Two-tailed Student t test computed using Excel tools was used to assess the statistical significance of differences observed between populations of measurements done on embryos with different genotypes. Normal distributions of our data were assessed using Lilliefors test (http://in-silico.net/tools/statistics/lillieforstest). Fisher’s exact test (computed using R statistical tools, Bioconductor) was used in Fig. 6 D to assess the significance of the reduction or of the increase of the number of protrusions observed at a given section along the cell–cell junction between dorsal 1/2 and lateral H1 cells for a given mutant compared with wt embryos. Spearman correlation coefficients and associated p-values were computed using R statistical tools (Bioconductor).
Online supplemental material
Fig. S1 shows that ajm-1::GFP; vab-10(ABD)::mCherry–carrying embryos develop as wt animals.

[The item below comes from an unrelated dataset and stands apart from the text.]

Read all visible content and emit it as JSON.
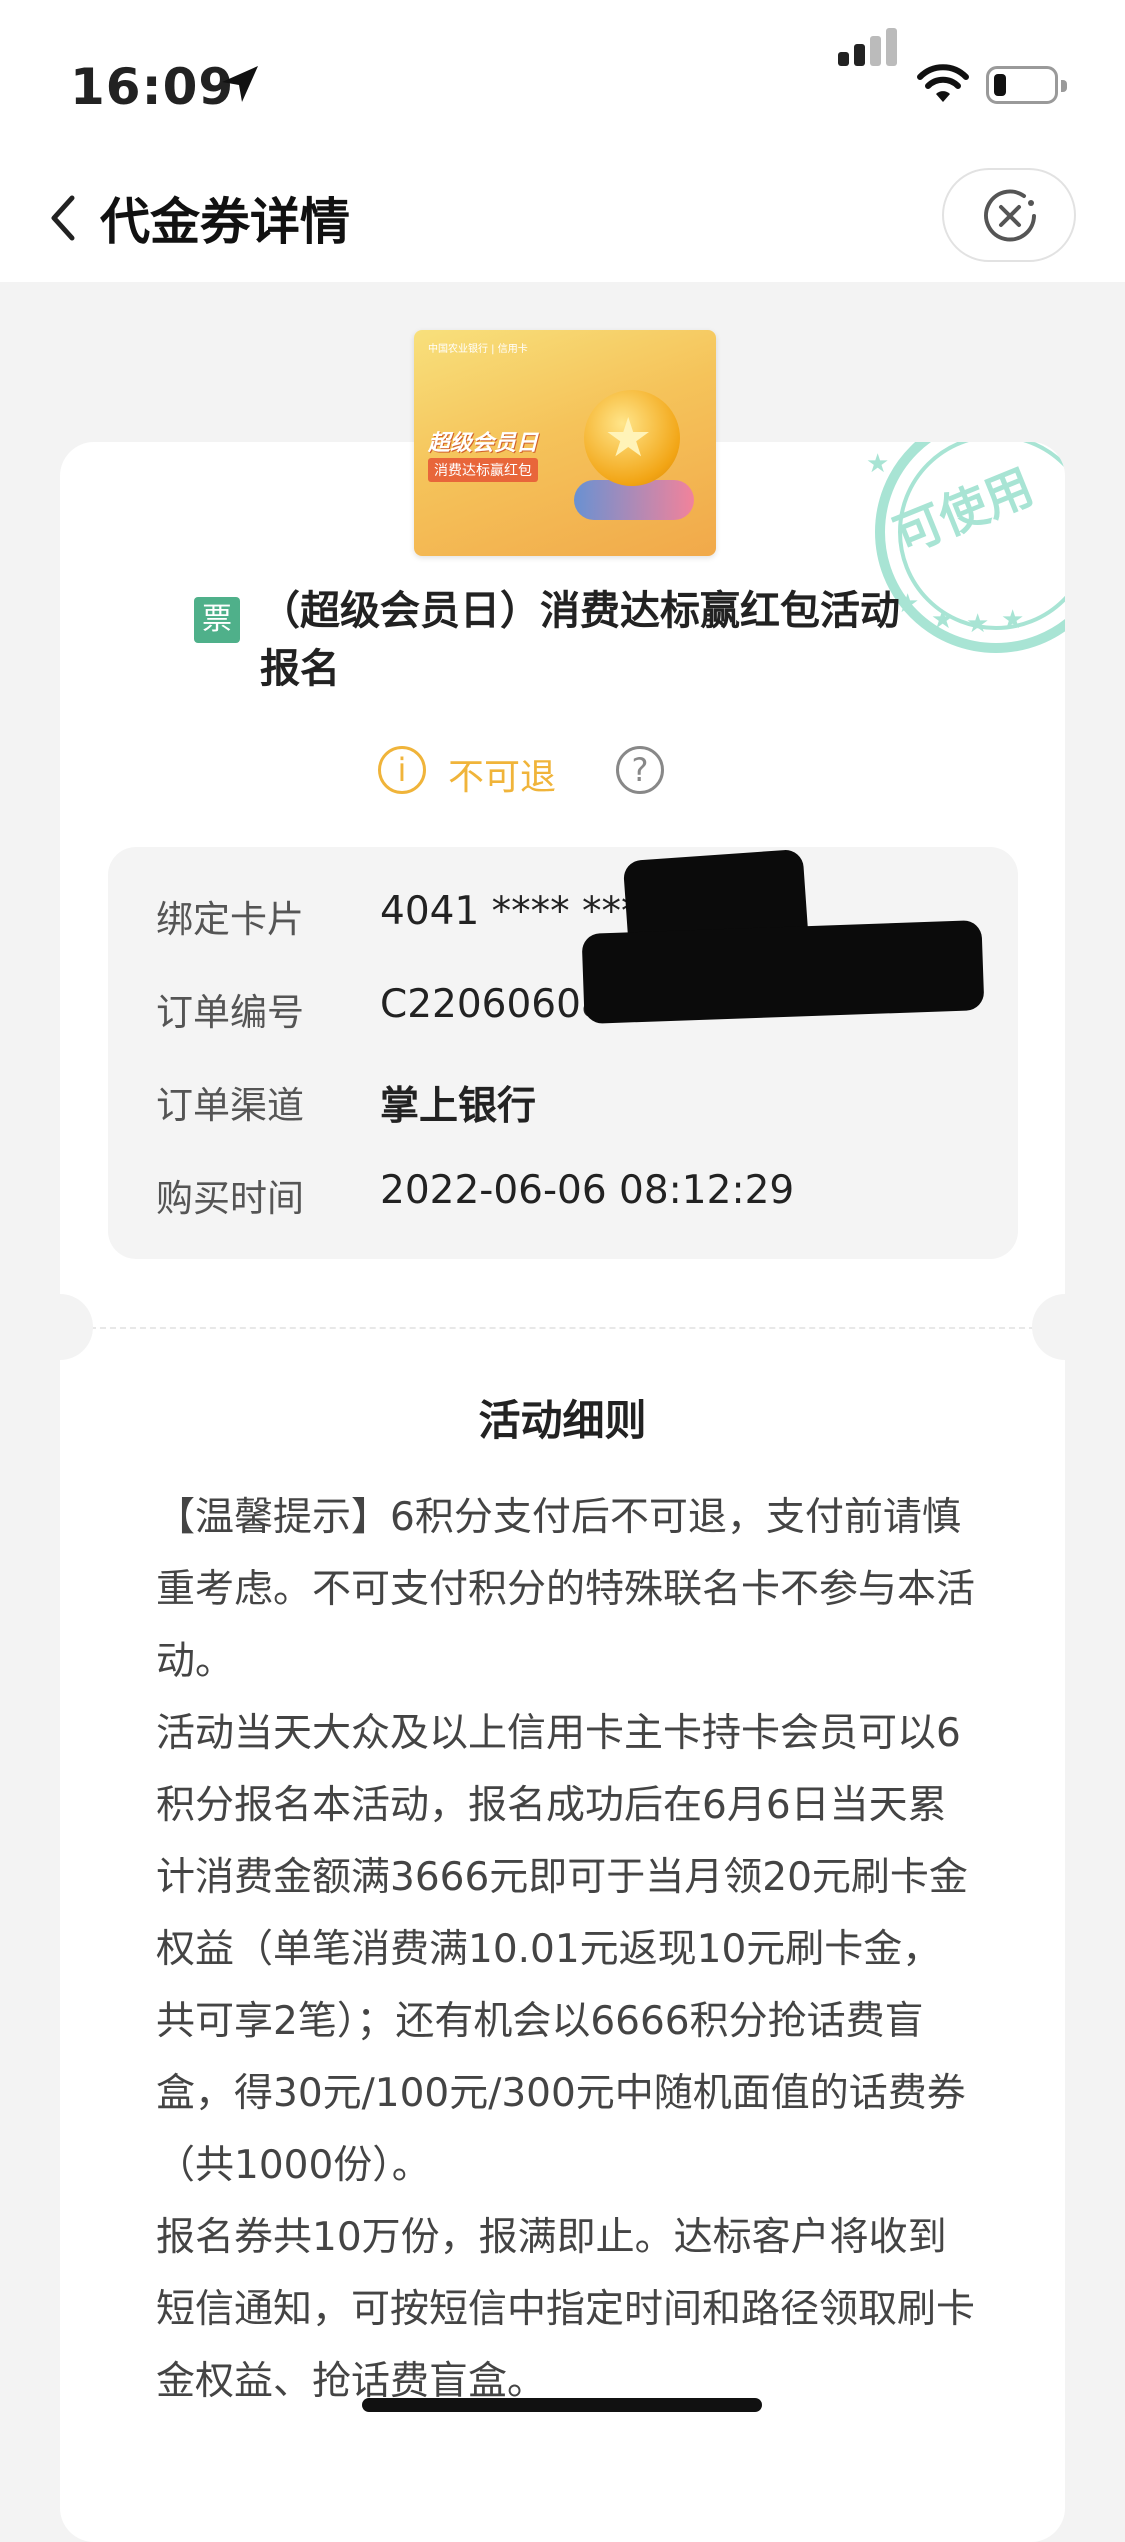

Fig. S2 shows the step-by-step method to quantify junction elongation rates. Fig. S3 shows the deformation rate of transversal L2 junctions measured for four different wt embryos. Fig. S4 shows that let-502(RNAi)–treated animals display defects similar to those of let-502(sb118ts) mutants grown at nonpermissive temperature. Fig. S5 shows the method used to quantify the distribution of protrusions along the junction between D1/L1 and D2/L2 vertices. Video 1 shows the transfer of H2 cytoplasm to the amoeboid protrusion.
Thanks to Dr. Alisa Piekny, Dr. Claire Benard (Université du Québec à Montréal, Montréal, Canada), and Dr. Christelle Gally (Institut Génétique Biologie Moléculaire Cellulaire, Illkirch, France) for sharing biological materials and critical comments on the manuscript. Some of the strains were provided by the Caenorhabditis Genetics Center, which is funded by the National Institutes of Health Office of Research Infrastructure Programs (P40 OD010440).
The research was funded by the Natural Sciences and Engineering Research Council of Canada. E. Martin and M.-H. Ouellette were funded by Université du Québec à Montréal, Fellows Award for Research Excellence (FARE) fellowships.
The authors declare no competing financial interests.
relative deformation rate
transversal junction between dorsal anterior cells
transversal junction between lateral anterior cells
transversal junction between lateral posterior cells
transversal junction between ventral anterior cells
transversal junction between ventral posterior cells